Not looking at all like a player that sat out last weekend to injury, 35 yards of rushing set up a key first downs in Delaware territory.
But on first and goal at the 10 yard line, three straight rushing stops — including one by linebacker Paul Worrilow on Toman on third down — led to a New Hampshire field goal that would ultimately be the end of Wildcat scoring for the rest of the evening.
Many of New Hampshire's drives were made tougher due to their own errors. Five false start penalties meant that the Wildcats were frequently needing to get more yardage to move the chains all night.
"We just kept getting ourselves in bad situations," Toman said after the game. "Delaware has a great defense, but when we were in those bad situations, they were able to just tee off on us."
Those penalties helped Delaware's hard-hitting defense to really go after Toman, with the Blue Hen defense getting six tackles for loss including three sacks, and ultimately wear them down.
"You get in a game like this, in the playoffs, you have to play much cleaner than we did tonight to win the football game," McDonnell said. "And we've got to play a little bit better, on the both sides of the football, tackling and blocking."
Delaware's hard-hitting defense, the top team in the country in terms of points allowed, couldn't have been more pleased with a 3-3 score going into halftime.
"At halftime, we were excited about the way things were going and our kids felt very confident we could go out and get this thing and we did," an excited K.C. Keeler said after the game. "All week long we talked about managing the moment and tonight we did a good job of that. Our defense really played lights out against an awesome offense."

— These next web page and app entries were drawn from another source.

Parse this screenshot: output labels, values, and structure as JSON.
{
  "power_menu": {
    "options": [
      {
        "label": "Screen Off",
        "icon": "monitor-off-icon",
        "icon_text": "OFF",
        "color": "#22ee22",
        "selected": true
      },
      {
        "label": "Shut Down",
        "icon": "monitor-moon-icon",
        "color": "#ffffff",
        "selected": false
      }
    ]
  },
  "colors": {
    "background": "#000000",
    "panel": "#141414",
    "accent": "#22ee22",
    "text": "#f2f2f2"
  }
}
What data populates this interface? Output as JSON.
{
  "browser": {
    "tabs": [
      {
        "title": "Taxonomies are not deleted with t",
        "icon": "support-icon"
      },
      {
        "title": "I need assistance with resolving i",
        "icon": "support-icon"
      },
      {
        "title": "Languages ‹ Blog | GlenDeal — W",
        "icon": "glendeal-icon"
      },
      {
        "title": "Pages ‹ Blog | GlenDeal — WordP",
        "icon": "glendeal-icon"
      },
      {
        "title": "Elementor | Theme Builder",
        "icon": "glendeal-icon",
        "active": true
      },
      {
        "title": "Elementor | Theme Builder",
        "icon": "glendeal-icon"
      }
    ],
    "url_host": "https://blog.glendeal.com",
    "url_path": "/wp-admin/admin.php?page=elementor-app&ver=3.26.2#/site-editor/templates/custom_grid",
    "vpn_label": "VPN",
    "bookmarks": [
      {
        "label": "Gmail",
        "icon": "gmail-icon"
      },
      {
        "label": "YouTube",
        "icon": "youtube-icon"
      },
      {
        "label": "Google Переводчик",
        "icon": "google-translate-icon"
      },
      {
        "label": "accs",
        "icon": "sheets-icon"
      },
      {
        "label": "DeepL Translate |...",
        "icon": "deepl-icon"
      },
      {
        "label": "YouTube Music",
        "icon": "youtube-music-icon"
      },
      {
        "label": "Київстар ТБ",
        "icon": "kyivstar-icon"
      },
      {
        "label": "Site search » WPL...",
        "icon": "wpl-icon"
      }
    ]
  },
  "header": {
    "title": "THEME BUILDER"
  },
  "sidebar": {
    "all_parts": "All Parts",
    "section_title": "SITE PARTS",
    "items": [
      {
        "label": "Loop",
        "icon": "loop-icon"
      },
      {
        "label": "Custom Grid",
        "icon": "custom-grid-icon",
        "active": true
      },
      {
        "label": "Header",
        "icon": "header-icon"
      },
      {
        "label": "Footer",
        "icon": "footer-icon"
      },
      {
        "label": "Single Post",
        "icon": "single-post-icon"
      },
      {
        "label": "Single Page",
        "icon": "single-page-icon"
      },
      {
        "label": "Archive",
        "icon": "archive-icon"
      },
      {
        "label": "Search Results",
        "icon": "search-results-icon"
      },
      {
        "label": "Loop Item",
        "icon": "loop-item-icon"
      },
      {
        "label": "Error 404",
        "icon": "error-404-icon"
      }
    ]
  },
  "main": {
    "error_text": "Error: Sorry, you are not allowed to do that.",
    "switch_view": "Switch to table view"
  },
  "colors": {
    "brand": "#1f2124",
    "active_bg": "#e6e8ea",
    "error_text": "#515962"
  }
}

Even the fact that Delaware was missing their defensive leader, linebacker Matt Marcorelle, due to an injury sustained in pre-game warm-ups didn't seem to slow them down.
"When I first heard that he wasn't going, I was definitely disappointed," said Delaware cornerback Anthony Walters. "Matt's a talented player and he's also really smart. Mentally, missing him seemed like it would be a bit of a problem. But we had guys who came in and didn't miss a beat. And that really helped a lot."
Linebacker Benard Makumbi played in Marcorelle's place, and had a great game as well. He tied for the team lead with six tackles, and he also got a key sack in the third quarter right before Delaware's go-ahead touchdown drive.
Delaware's superstar quarterback, Pat Devlin, started the game slowly but made some great second-half adjustments as the Blue Hens methodically picked apart the Wildcat secondary.
He would go 4-for-4 on the go-ahead drive after the sack, including a beautiful pass down the left side to wideout Nijha White, which the receiver snagged and wrapped the ball around the end zone pylon for the first score of the game.
"We just had to make that big play there," Keeler said. "Pat found Nihja on a corner route. It was a perfect pass and Nihja, Mr. Speed, got into the end zone."
And just before the beginning of the fourth quarter, he would go an effective 6 for 7, dissecting the worn-down Wildcat defense and ending with a 9 yard touchdown pass.
Wideout Mark Schenauer must have been the very last read for Devlin as he ran through target number one, number two, number three - but ultimately found him with a rifle in the end zone down the middle with a beautiful throw.
Devlin would end the evening with an efficient 27 for 38 evening passing the football, for 261 yards, 2 touchdowns and no interceptions.
His patience in the pocket really extended drives for the Blue Hens and ultimately allowed Delaware to overwhelm the Wildcats physically.
"I thought that Delaware grew stronger as the game went along," Wildcat coach Sean McDonnell said. "Very impressed, in person, with Pat Devlin, the plays he made with the football, the way he located it."
"We don't have any superstars except for maybe number 17 (Devlin)," Keeler said.
Thanks to a smpothering defensive effort — and number 17 — Delaware will be hosting either Wofford of Georgia Southern next weekend.